A few days ago I was complaining to my son about how the markets are rigged by the Federal Reserve; that stock prices aren't really going up but the dollar is going down, etc. because the Fed is printing extra money every month.

He then asked me to explain where all that money is going. After starting to explain, I found myself stumped. It took me a weekend of thinking about it to be able to explain it.

The extra money they are fabricating has obviously been going to buy U.S. Treasury Bonds and Mortgage Backed Securities. But those securities would be sold to SOMEBODY so the money isn't really making the government or the GSEs richer.

The government is then using that money to support their deficit spending habits like the perennially underfunded entitlement programs.
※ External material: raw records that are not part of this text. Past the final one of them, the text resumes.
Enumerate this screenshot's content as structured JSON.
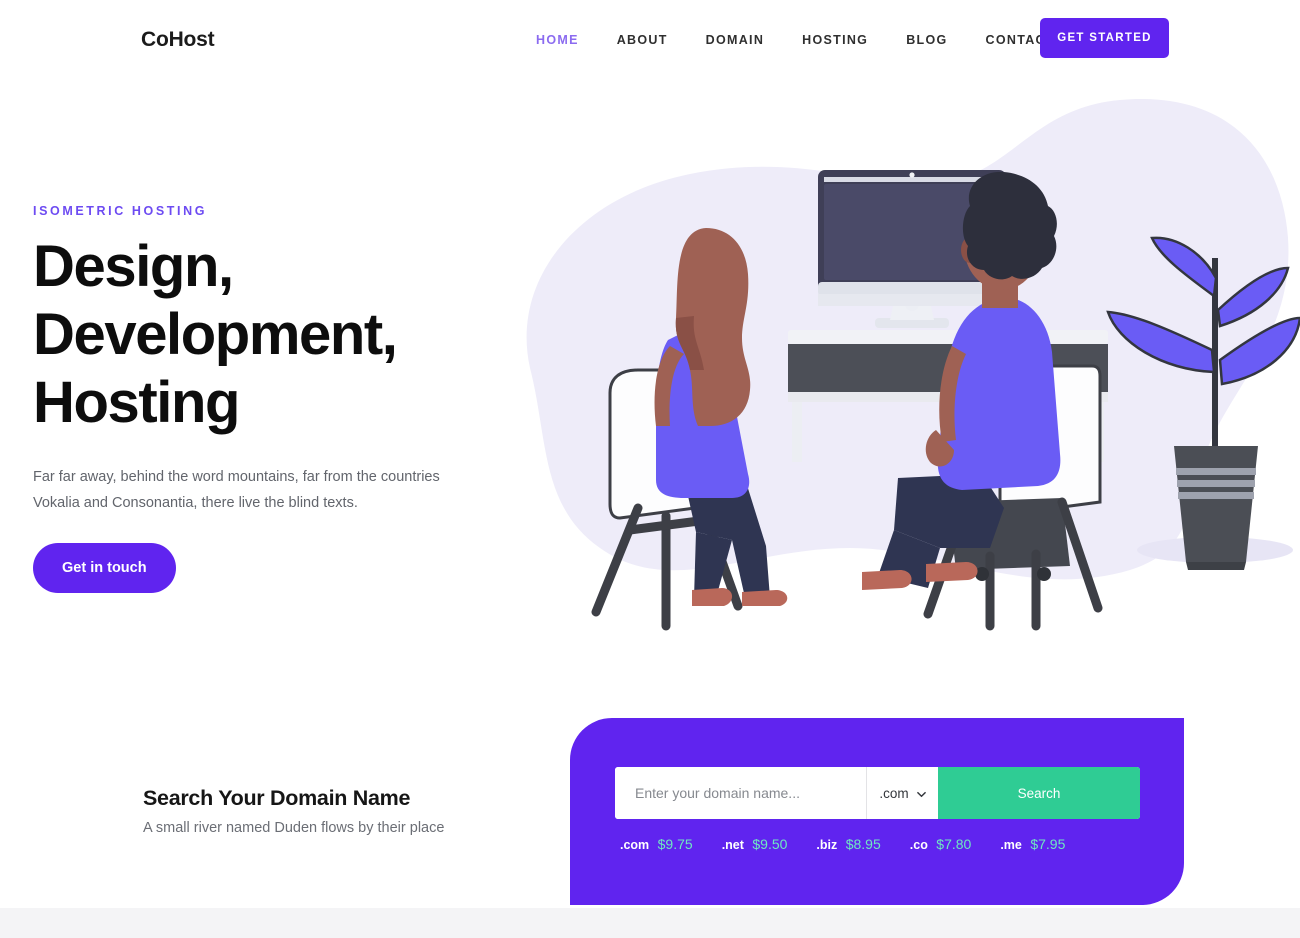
{
  "header": {
    "logo": "CoHost",
    "nav": [
      {
        "label": "HOME",
        "active": true
      },
      {
        "label": "ABOUT",
        "active": false
      },
      {
        "label": "DOMAIN",
        "active": false
      },
      {
        "label": "HOSTING",
        "active": false
      },
      {
        "label": "BLOG",
        "active": false
      },
      {
        "label": "CONTACT",
        "active": false
      }
    ],
    "cta_label": "GET STARTED"
  },
  "hero": {
    "eyebrow": "ISOMETRIC HOSTING",
    "title_line1": "Design,",
    "title_line2": "Development,",
    "title_line3": "Hosting",
    "description": "Far far away, behind the word mountains, far from the countries Vokalia and Consonantia, there live the blind texts.",
    "button_label": "Get in touch",
    "illustration_alt": "two people working at a desk with a desktop computer and a potted plant"
  },
  "domain": {
    "heading": "Search Your Domain Name",
    "subheading": "A small river named Duden flows by their place",
    "search_placeholder": "Enter your domain name...",
    "search_value": "",
    "tld_selected": ".com",
    "tld_options": [
      ".com",
      ".net",
      ".biz",
      ".co",
      ".me"
    ],
    "search_button_label": "Search",
    "prices": [
      {
        "tld": ".com",
        "price": "$9.75"
      },
      {
        "tld": ".net",
        "price": "$9.50"
      },
      {
        "tld": ".biz",
        "price": "$8.95"
      },
      {
        "tld": ".co",
        "price": "$7.80"
      },
      {
        "tld": ".me",
        "price": "$7.95"
      }
    ]
  },
  "colors": {
    "brand_purple": "#6024ef",
    "nav_active": "#8b6bf0",
    "eyebrow_purple": "#6d4bf2",
    "search_green": "#2fcc94",
    "price_green": "#6fe7c2",
    "blob_lavender": "#eeecf9",
    "body_text": "#62656c"
  }
}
But the people receiving those entitlement checks aren't getting any more money, and the government departments aren't seeing their budgets increase.

No, the answer is not where the printed money is going, it's where investor money IS NOT going. Those debt securities the Fed is buying are being ripped off the market at non-economical rates, so investors seeking safe income must put their money elsewhere.

This means that the extra money in the system is really being pumped into the things those investors were looking for before the Fed took them away. They are looking for absolutely safe long-term income. These investors include pension funds with guaranteed income contracts to fulfill, retirees with needs to replace maturing bonds with equivalent income, etc.

When these investors move their money (the money that should have been absorbed by treasuries and mortgage loans) outside their comfort zone, they end up inflating those other things they are buying. This is why stocks, junk bonds and rental real estate are among the assets which have been moving in a straight line up in the last few years.

All that extra Fed money isn't creating general inflation because the ongoing and increasing supply of excess human capital ensures that no wage-price spiral can occur. There are simply too many people on earth that have access to transportation and the Internet that can compete for fewer and fewer jobs as those jobs are replaced by information technology and factory automation. Yes, a few industries are labor-constrained but those are specialized jobs that don't have broad economic effects when their wages are driven up.

So we find ourselves in a world where (at least for now) investment assets have a funnel of fresh money constantly driving them upward. In that economy we simply have no choice but to participate in those markets, until such time as the risk-adjusted return on those investments does not compete favorably with fixed income. The tipping point will come when the Fed can no longer afford to suppress long-term interest rates. In the meantime, I think I hear the sound of asset bubbles being inflated, which is a bit frightening!

Sorry if all this seems painfully obvious to you brilliant Seeking Alpha readers (and there are a lot of you). In that case, you might try showing this to your kids and help enlighten the younger generations. My twenty-something son gets it now.